Traditionally, when having a ‘Moroccan’ bath at home, (the public baths, known as hammams, are a slightly different experience as highlighted in this incorrectly titled article - no, Morocco is not in the Middle East), the average Moroccan will spend at least an hour soaking and sweating it out in the tub, whilst scrubbing their bodies, to take out the week’s worth of wosakh (that’s dirt and dead skin, by the way) that has accumulated. That’s not to say that Moroccans only wash every Sunday or something (we shower daily, too, don’t worry) but rather, the ‘Moroccan’ bath/hammam offers a more intense, deeper clean than normal bathing would, so as such isn’t needed as often.
But I digress.
Once you emerge from the bathroom, slightly steaming in your bathrobe, any person you bump into on your way to the bedroom is prone to say, “Bs7a wa ra7a!”
This may have something to do with the fact that, having scrubbed off so much old skin, there’s actually a new you and this new you qualifies as as one of the ‘objects’ you can say ‘bs7a wa ra7a’ for.
The stock response, when you hear this being said, is: “Allah ya3tik s7a!” (God give you good health!)
or “Bousou bideek!” (A kiss to your hand! i.e. a symbolic phrase of deference and respect to the well-wisher. Back in the day, you literally went and kissed your well-wisher’s hand but nobody does that anymore.)
Examples of “bs7a wa ra7a” and “bsa7tek”
Here are four basic scenarios that will hopefully clarify how and when to use “bs7a wa ra7a” and “bsa7tek” properly.
Case 1: “Bs7a wa ra7a” (for new items)
Whilst trying on your new jacket, your mum is likely to compliment your good taste and say, “Bs7a wa ra7a!”. This will inevitably be followed by her asking how much you spent and the phrase from Lesson 1, “Ah, weeli!”.
Case 2: “Bsa7tek” (for new items)
Same as Case 1, but replace “Bs7a wa ra7a!” with “Bs7atek!”, and “Ah, weeli!” with “Willy-willy-willy!”.
Case 3: “Bsa7tek” (in response to praise)
Whilst tucking into your successfully made, slow-cooked lamb tagine, complete with delicious marqa, prunes and toasted almonds, the in-laws will say: “Allah ya3tik s7a! Rah bneen!” (God give you good health!

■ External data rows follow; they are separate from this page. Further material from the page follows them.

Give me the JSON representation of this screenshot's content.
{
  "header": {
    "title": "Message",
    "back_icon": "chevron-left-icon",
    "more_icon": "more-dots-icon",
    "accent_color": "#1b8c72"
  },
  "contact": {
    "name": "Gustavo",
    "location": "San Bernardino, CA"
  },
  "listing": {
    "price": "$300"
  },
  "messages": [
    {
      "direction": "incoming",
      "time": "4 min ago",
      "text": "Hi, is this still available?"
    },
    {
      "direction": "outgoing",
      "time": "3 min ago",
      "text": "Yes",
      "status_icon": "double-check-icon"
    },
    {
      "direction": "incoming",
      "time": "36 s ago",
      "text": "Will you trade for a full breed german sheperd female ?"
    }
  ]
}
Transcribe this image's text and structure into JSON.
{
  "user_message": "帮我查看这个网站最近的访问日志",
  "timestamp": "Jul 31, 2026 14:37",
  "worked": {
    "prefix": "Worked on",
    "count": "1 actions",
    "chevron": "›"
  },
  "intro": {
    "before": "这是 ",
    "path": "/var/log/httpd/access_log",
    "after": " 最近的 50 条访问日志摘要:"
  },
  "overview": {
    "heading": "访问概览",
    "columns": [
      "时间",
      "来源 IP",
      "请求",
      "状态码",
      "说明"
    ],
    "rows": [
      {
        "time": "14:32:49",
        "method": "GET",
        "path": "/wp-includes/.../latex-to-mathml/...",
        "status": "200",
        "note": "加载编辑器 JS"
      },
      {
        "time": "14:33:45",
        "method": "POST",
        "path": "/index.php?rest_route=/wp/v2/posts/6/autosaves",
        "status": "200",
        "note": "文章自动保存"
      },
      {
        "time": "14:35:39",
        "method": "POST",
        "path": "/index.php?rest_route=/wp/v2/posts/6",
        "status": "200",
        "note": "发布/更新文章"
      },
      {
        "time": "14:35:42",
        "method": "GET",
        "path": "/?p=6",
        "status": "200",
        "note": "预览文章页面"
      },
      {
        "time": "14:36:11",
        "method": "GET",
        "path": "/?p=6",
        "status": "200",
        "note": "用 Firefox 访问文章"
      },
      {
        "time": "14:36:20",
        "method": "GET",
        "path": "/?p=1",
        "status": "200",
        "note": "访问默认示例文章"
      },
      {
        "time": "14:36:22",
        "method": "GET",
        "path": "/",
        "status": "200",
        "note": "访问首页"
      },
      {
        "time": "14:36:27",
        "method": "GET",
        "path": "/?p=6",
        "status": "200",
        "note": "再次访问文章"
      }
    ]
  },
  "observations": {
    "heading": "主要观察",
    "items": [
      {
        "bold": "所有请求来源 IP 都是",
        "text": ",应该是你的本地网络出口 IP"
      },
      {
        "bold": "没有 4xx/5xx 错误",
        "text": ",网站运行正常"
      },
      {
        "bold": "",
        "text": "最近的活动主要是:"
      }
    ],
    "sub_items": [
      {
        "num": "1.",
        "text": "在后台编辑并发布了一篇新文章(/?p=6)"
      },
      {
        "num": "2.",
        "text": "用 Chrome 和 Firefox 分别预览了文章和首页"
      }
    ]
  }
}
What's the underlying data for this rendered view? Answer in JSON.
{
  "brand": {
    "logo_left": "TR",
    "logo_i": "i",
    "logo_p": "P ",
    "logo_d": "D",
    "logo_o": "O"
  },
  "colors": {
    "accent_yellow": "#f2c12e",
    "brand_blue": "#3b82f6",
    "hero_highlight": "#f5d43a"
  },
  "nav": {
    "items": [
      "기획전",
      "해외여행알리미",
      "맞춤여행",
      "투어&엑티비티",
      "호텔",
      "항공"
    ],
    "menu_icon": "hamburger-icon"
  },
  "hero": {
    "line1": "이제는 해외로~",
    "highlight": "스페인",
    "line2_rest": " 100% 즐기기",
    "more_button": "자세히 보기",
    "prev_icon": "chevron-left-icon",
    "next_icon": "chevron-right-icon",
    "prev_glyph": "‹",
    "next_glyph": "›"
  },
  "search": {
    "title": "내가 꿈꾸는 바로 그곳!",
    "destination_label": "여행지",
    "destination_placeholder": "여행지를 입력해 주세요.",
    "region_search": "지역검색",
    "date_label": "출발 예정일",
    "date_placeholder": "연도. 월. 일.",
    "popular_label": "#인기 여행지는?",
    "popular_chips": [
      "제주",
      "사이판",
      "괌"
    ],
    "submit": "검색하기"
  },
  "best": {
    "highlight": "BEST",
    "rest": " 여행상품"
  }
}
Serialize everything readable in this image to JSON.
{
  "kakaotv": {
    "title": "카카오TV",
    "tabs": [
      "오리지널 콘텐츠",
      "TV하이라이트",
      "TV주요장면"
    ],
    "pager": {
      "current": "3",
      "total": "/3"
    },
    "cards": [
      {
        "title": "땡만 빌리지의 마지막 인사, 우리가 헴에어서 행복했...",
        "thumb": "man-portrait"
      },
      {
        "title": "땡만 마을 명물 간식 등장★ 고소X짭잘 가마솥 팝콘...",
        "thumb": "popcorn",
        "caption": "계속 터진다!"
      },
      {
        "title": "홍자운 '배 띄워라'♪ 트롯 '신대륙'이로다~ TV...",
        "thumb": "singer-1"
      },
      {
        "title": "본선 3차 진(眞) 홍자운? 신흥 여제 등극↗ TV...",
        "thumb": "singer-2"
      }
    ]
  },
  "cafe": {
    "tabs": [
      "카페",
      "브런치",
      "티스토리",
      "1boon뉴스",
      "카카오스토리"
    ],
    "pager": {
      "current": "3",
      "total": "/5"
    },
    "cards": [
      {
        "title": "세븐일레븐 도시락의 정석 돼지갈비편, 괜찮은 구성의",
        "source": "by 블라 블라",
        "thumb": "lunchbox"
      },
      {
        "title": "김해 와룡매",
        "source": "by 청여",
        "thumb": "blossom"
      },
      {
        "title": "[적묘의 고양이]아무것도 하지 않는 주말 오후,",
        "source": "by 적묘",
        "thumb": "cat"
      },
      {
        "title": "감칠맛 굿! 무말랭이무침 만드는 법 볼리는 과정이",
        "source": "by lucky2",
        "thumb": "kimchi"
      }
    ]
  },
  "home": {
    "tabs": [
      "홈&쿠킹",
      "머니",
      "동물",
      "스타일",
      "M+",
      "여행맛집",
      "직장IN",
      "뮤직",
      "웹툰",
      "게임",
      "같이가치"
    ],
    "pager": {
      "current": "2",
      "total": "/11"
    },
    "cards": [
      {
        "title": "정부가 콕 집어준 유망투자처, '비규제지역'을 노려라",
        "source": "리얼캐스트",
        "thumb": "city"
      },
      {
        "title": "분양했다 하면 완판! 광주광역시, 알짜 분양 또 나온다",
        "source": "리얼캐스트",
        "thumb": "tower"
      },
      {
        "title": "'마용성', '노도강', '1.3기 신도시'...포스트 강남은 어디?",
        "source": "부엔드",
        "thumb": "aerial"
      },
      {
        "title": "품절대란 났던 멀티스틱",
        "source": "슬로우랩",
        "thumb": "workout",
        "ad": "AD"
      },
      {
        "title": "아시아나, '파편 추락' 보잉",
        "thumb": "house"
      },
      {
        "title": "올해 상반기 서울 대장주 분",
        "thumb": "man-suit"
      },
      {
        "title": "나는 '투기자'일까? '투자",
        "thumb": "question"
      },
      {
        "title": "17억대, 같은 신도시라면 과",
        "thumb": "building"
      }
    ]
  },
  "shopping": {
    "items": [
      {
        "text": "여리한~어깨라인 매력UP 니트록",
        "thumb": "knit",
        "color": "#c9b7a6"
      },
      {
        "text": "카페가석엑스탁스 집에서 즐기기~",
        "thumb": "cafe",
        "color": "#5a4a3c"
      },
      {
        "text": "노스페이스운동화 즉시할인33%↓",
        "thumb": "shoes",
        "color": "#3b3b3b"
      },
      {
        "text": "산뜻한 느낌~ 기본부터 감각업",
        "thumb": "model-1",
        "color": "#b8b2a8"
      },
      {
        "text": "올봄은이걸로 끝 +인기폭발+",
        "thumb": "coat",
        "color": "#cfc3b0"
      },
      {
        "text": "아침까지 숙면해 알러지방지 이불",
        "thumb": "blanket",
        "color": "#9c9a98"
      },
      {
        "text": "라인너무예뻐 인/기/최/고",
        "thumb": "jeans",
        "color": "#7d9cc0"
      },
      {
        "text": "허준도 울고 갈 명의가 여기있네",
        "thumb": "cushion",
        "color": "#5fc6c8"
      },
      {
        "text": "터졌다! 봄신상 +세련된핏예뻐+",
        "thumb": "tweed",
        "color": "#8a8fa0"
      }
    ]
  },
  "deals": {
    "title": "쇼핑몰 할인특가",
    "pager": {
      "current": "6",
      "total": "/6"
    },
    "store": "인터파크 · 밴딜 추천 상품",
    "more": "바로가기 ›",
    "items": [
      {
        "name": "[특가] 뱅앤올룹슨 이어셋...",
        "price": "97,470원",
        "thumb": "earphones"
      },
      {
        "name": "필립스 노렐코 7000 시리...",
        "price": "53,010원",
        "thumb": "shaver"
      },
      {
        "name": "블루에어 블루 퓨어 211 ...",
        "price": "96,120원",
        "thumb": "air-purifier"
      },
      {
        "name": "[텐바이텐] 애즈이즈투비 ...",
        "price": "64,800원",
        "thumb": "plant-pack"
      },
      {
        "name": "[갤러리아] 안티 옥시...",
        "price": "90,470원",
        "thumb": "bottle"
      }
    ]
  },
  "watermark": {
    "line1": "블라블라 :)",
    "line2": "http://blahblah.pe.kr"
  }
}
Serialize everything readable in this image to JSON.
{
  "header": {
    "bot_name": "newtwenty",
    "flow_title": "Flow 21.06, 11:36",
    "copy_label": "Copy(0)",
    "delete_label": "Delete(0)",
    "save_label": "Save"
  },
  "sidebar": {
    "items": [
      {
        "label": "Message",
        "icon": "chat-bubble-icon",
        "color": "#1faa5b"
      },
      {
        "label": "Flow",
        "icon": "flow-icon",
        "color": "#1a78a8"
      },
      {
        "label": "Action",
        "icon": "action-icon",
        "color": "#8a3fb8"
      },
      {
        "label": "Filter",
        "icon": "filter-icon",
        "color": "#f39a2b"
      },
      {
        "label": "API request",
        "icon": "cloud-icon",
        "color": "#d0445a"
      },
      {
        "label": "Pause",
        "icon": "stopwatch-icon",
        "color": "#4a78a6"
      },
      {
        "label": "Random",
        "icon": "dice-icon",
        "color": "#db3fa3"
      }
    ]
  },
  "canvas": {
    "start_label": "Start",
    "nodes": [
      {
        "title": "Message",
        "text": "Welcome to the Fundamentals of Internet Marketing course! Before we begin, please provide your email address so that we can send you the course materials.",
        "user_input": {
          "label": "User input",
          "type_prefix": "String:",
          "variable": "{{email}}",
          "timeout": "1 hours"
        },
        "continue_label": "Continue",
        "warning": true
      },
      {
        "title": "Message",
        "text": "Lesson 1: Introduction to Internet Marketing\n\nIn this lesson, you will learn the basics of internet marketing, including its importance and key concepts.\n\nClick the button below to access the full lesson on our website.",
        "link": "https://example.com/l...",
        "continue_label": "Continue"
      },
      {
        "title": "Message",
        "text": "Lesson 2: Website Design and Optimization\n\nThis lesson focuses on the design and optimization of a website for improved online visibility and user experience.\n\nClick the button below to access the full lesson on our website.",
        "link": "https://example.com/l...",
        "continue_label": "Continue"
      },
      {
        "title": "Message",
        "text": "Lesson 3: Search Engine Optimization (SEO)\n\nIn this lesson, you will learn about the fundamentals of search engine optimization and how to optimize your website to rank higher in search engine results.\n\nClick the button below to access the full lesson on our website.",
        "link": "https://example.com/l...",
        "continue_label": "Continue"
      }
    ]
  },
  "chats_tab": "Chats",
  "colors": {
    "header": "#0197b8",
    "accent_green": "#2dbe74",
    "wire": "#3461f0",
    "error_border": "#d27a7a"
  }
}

This is delicious!)
This is a form of extremely high praise or appreciative comment, especially if you’re a guy, because if your lamb tagine sucked, they would have remained silent.
To this, you should respond, “Bs7atkom” which is the plural form of ‘bs7atek’.
Case 4: “Bs7a wa ra7a” (having just had a bath)
Whenever you realise somebody has just had a bath, say “Bs7a wa ra7a.”
In turn, they will respond with either, “Allah ya3tik s7a!” or “Bousou bideek!” Alternatively, they may not respond at all because they are too busy sipping their cup of post-hammam mint tea.
The period for well-wishing lasts from physical exit of the bathroom up to the time it takes for their hair to dry naturally, or for the smell of clean soap to dissipate from their person completely, whichever of the two comes last.
To recap, there are quite a few social situations where you should be wishing others good health and some of them might be a bit different to what you’re used to.
In any case, positivity is good all round and hopefully you’ll be able to impress your Maghrebi friends a little bit more when they bring their new phone into work. Either that, or you can annoy your Egyptian ones.